◆ WORK TO BE COMPLETED: Write the data out again so that it matches word for word.
(SOURCE DATA Opens)
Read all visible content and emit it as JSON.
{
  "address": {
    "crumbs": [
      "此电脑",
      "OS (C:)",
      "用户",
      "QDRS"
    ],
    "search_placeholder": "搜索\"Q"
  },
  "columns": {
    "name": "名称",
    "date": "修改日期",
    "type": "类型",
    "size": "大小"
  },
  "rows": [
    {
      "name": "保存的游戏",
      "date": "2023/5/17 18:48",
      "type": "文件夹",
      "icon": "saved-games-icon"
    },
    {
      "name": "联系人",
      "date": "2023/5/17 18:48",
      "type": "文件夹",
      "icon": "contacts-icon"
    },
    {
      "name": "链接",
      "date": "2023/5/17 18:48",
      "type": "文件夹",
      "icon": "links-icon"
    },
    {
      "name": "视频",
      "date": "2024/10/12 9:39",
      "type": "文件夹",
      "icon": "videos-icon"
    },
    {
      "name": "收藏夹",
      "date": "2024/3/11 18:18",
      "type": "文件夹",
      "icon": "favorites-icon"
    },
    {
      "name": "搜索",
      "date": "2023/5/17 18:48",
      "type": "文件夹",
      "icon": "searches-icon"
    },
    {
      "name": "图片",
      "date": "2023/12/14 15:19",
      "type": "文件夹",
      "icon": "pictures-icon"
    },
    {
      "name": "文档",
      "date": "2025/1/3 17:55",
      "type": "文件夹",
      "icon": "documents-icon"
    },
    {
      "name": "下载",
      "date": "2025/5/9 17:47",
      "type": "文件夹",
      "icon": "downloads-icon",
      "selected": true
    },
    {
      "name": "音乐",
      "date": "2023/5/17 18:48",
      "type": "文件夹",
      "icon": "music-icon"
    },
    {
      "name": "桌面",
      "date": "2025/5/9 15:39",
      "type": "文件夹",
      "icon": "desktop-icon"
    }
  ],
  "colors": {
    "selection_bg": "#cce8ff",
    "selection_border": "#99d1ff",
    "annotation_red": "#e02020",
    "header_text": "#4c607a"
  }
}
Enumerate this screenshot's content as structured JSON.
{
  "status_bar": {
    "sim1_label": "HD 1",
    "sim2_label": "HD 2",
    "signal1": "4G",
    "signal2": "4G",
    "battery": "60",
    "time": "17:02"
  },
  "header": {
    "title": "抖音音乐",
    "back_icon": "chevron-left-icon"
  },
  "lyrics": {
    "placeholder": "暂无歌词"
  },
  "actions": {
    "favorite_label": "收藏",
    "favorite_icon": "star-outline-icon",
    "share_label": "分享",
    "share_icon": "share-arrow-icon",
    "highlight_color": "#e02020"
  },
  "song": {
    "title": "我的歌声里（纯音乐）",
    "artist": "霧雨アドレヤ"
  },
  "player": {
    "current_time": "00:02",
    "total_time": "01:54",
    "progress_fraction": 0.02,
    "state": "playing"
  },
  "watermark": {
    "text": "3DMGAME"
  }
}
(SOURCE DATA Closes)
◆ RESULT OF THE TASK:
Read all visible content and emit it as JSON.
{
  "address": {
    "crumbs": [
      "此电脑",
      "OS (C:)",
      "用户",
      "QDRS"
    ],
    "search_placeholder": "搜索\"Q"
  },
  "columns": {
    "name": "名称",
    "date": "修改日期",
    "type": "类型",
    "size": "大小"
  },
  "rows": [
    {
      "name": "保存的游戏",
      "date": "2023/5/17 18:48",
      "type": "文件夹",
      "icon": "saved-games-icon"
    },
    {
      "name": "联系人",
      "date": "2023/5/17 18:48",
      "type": "文件夹",
      "icon": "contacts-icon"
    },
    {
      "name": "链接",
      "date": "2023/5/17 18:48",
      "type": "文件夹",
      "icon": "links-icon"
    },
    {
      "name": "视频",
      "date": "2024/10/12 9:39",
      "type": "文件夹",
      "icon": "videos-icon"
    },
    {
      "name": "收藏夹",
      "date": "2024/3/11 18:18",
      "type": "文件夹",
      "icon": "favorites-icon"
    },
    {
      "name": "搜索",
      "date": "2023/5/17 18:48",
      "type": "文件夹",
      "icon": "searches-icon"
    },
    {
      "name": "图片",
      "date": "2023/12/14 15:19",
      "type": "文件夹",
      "icon": "pictures-icon"
    },
    {
      "name": "文档",
      "date": "2025/1/3 17:55",
      "type": "文件夹",
      "icon": "documents-icon"
    },
    {
      "name": "下载",
      "date": "2025/5/9 17:47",
      "type": "文件夹",
      "icon": "downloads-icon",
      "selected": true
    },
    {
      "name": "音乐",
      "date": "2023/5/17 18:48",
      "type": "文件夹",
      "icon": "music-icon"
    },
    {
      "name": "桌面",
      "date": "2025/5/9 15:39",
      "type": "文件夹",
      "icon": "desktop-icon"
    }
  ],
  "colors": {
    "selection_bg": "#cce8ff",
    "selection_border": "#99d1ff",
    "annotation_red": "#e02020",
    "header_text": "#4c607a"
  }
}
Enumerate this screenshot's content as structured JSON.
{
  "status_bar": {
    "sim1_label": "HD 1",
    "sim2_label": "HD 2",
    "signal1": "4G",
    "signal2": "4G",
    "battery": "60",
    "time": "17:02"
  },
  "header": {
    "title": "抖音音乐",
    "back_icon": "chevron-left-icon"
  },
  "lyrics": {
    "placeholder": "暂无歌词"
  },
  "actions": {
    "favorite_label": "收藏",
    "favorite_icon": "star-outline-icon",
    "share_label": "分享",
    "share_icon": "share-arrow-icon",
    "highlight_color": "#e02020"
  },
  "song": {
    "title": "我的歌声里（纯音乐）",
    "artist": "霧雨アドレヤ"
  },
  "player": {
    "current_time": "00:02",
    "total_time": "01:54",
    "progress_fraction": 0.02,
    "state": "playing"
  },
  "watermark": {
    "text": "3DMGAME"
  }
}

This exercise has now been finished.